But, ten minutes later, we are stuck in a dense traffic jam. Suddenly the single track, leading off into the forest, has renewed appeal. I still have the train bug.
Destination Malaysia by train
Getting there: We started from Singapore. The railway station is on Keppel Road, Tanjong Pagar, in southern Singapore. The nearest MRT stations, Tanjong Pagar and Outram Park, are about 1km from the railway station.
Timetables: The LT (Lambaian Timur) 58 leaves Singapore each morning at 6.00, arriving at Wakaf *Bahru (the stop for Kota Bahru) at 20.17. If you want to stop en route, you can also catch various mail trains; the M92 leaves Gemas in the morning for Wakaf Bahru, passing through Jerantut and Gua Musang; the M82 goes from Gua Musang to Wakaf Bahru in the morning and the M84 in the afternoon. See www.ktmb.com.my

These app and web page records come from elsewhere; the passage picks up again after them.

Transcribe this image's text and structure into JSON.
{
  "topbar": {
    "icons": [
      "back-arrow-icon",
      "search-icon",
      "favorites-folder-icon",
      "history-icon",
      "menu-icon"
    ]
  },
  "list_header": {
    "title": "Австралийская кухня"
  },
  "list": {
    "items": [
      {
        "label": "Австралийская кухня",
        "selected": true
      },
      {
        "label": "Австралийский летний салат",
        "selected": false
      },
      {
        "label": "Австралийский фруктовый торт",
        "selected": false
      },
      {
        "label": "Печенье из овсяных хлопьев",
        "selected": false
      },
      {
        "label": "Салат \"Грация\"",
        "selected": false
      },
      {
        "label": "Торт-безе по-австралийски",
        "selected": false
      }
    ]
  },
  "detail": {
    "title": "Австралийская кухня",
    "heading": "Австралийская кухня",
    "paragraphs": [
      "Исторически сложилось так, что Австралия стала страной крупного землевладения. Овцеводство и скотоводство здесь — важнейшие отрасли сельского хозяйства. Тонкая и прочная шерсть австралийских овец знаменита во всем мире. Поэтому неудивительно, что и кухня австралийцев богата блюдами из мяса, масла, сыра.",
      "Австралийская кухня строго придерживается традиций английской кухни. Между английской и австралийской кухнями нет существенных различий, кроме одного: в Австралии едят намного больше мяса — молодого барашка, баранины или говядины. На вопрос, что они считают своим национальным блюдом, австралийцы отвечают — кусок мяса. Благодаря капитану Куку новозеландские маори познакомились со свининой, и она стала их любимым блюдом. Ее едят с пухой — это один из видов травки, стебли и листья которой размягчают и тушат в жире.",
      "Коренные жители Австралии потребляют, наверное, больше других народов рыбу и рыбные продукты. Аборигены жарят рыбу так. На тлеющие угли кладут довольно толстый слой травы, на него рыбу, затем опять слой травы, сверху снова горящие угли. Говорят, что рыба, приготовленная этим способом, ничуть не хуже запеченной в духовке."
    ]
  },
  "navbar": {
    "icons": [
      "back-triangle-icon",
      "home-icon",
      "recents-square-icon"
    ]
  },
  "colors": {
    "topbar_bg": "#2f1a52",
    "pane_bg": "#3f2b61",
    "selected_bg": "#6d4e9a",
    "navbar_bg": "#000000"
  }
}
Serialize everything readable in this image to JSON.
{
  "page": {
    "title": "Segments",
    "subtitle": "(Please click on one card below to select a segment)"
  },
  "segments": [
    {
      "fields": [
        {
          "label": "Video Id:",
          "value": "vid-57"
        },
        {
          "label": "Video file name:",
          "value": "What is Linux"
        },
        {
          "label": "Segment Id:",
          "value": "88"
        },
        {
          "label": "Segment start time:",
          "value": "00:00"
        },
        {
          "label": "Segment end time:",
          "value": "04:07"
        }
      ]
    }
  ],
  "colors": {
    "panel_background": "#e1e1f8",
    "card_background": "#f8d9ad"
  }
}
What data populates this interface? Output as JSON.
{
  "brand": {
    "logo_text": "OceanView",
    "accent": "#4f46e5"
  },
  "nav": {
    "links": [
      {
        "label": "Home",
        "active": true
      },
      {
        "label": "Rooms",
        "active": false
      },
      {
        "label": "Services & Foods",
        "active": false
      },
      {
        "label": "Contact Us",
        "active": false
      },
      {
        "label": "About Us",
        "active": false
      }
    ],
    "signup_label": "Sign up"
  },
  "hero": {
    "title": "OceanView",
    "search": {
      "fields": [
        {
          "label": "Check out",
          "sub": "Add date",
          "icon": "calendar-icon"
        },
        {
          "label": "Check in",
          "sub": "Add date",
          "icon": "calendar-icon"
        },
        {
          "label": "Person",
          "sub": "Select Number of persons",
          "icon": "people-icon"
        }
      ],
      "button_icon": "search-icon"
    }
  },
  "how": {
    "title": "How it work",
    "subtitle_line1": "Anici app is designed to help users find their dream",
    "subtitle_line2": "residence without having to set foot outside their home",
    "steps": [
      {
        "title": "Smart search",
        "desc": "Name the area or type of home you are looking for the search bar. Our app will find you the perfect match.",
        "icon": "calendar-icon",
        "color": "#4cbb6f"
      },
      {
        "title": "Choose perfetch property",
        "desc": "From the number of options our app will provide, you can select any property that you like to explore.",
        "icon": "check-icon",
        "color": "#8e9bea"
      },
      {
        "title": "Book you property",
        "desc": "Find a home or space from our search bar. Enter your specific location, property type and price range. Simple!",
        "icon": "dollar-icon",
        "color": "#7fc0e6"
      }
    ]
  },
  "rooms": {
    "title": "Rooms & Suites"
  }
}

for latest times. These trains all terminate, about 45minutes later, at Tumpat on the Thai border. A short taxi ride takes you to Sungai Kolok to catch the Thai train to Bangkok (see www.railway.co.th for Thai details).
*Bahru is also spelled Bharu.
The overnight express train (Ekspress Timuran) leaves Singapore at 18.15, arriving Wakaf Bahru at 8.42 (Tumpat 9.05) the next morning. Standard berths, which have fresh sheets and blankets, are arranged on either side of the central aisle of the carriage, with curtains for privacy – but at night you miss the scenery.
Fares and tickets: Train travel in Malaysia is very cheap. However, although fares are quoted in Malaysian ringgit, if tickets are bought in Singapore they cost twice as much because the Malaysian ringgit amount is charged in Singapore dollars. For example, the RM30 ($A10) fare costs $Sing30 ($A23). This also applies to tickets booked by internet but picked up in Singapore so if you are breaking your journey it is cheaper to buy/pick up the ticket for the first leg of the journey in Singapore and purchase/pick up other tickets as you go along – or follow the locals’ example and cross the causeway by bus to buy your ticket in Johor Bahru – but allow ample time for this.
The LT58 costs RM30/41 ($A10/14) economy/superior seats from Singapore to Wakaf Bahru. Seats on the express train cost RM32/41 ($A11/14) economy/superior and berths RM49/54 ($A17/18) upper/lower.
Express trains can be booked on the internet, but not the LT58 or mail trains. We simply visited the railway station in Singapore the day before and bought our tickets over the counter.
© S.B. Martin. All rights reserved